The group’s overall revenues were up 15 percent in the three months ended June 30 to 12.54 billion euros, helped by another strong performance in its key fashion and leather goods division. Sales were up 12 percent on an organic basis.
Group share of net profit rose 9 percent to 3.27 billion euros in the first half, while profit from recurring operations advanced 14 percent to 5.29 billion euros, with an operating profit margin of 21.1 percent, reflecting a negative foreign exchange impact.
The luxury giant said sales in the fashion and leather goods division, which includes Fendi, Dior and Givenchy, jumped 20 percent on a like-for-like basis to 5.31 billion euros during the quarter, zooming past consensus estimates.

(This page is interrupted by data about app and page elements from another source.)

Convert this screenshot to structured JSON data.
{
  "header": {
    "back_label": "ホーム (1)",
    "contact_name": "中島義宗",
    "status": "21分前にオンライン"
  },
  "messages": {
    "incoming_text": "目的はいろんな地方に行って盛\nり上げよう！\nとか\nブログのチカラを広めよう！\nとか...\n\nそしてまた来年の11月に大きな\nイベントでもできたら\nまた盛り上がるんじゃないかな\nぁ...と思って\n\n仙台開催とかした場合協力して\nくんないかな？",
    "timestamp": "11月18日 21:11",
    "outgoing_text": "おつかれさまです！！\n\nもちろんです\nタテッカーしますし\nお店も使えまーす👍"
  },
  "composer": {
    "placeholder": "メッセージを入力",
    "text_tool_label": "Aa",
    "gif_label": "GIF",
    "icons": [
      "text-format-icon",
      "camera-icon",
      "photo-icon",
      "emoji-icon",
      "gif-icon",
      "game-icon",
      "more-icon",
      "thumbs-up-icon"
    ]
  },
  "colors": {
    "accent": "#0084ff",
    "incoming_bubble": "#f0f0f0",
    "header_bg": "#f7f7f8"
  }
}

The division had posted organic growth of 13 percent in the same period a year ago, and recorded a 15 percent rise in like-for-like sales in the first quarter.
Fashion and leather goods outperformed all other segments. Wines and spirits were up 4 percent, while perfumes and cosmetics recorded organic growth of 10 percent. Selective retailing grew 7 percent, and watches and jewelry posted a 4 percent increase.
LVMH does not provide guidance, merely reiterating in familiar wording its plan to reinforce its global leadership position in luxury goods.
“Despite buoyant demand, we will continue to manage costs and remain vigilant into the second half of the year,” Bernard Arnault, chairman and chief executive officer of LVMH, said in a statement.
The luxury conglomerate’s share price is up 47 percent so far this year, propelling Arnault near the top of the Bloomberg Billionaires Index, where he briefly replaced Bill Gates as the world’s second richest person after Amazon founder and CEO Jeff Bezos. Arnault is now back in third position, with a net worth of $106 billion.
This story was reported by WWD and originally appeared on WWD.com.